Samsung Mitsubishi Pioneer Pioneer Elite Toshiba

December 31, 2008 Posted by | HDTV | , , , , , , , , , , , , , , , , , , , , , , , , , , , , , | 9 Comments

Analog Signal to Digital Broadcasting

On February 18, 2009, all full-power television broadcasting stations will be required by law to transition from analog signal to digital broadcasting.  The publicity surrounding this changeover has many television owners questioning and needing information from a trustworthy source.  As a family-owned and operated business, Advanced Technology Services feels we owe it to our customers to give you the most accurate information available.  We want to help you make decisions with which you are secure.

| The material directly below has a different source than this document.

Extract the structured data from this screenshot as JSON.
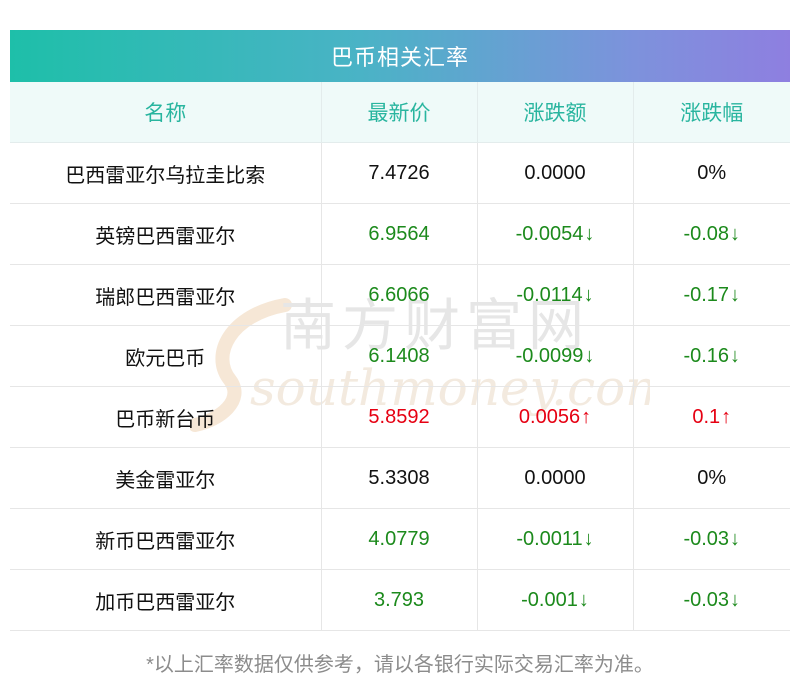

First, it is important for you to know that this conversion to digital signal by most stations does exclude some broadcasts.  Those stations who broadcast through low-power (Class A) translators do not fall under this federal mandate, and may continue to operate analog signals until they choose to cross over.  These low-power translators operate in areas where the full-power TV stations are unable to broadcast, sometimes due to the geography and topography of the land.  This is the case for many areas near where we are located in Southern Oregon, such as valleys, mountains, and remote areas.  In these areas, the low-power translators extend the signal from the full-power stations through analog signal.  They may also broadcast shows from smaller TV stations, such as ethnic or religious programming.

For those who live in areas which are service by the low-power translators, an ATSC digital/NTSC analog tuner or a digital converter box with analog pass through will be necessary to continue to receive the analog broadcasts.  Most electronic stores carry these products and can be purchased by using a $40.00 coupon that is now being offered by the government.  Be sure that the box does satisfy the above-mentioned requirements before purchasing.  If the box does not have analog pass through, it will either need an adapted form of wiring hook-up or will need to be disconnected in order to view the analog channels.

More info on this can be found on our website as a motosat dealer we will be bringing you more information for mobile systems in the blogs to come.

December 16, 2008 Posted by | Digital Conversion | , , , , , , , , , , , , , , , , , , , , , , , , | 9 Comments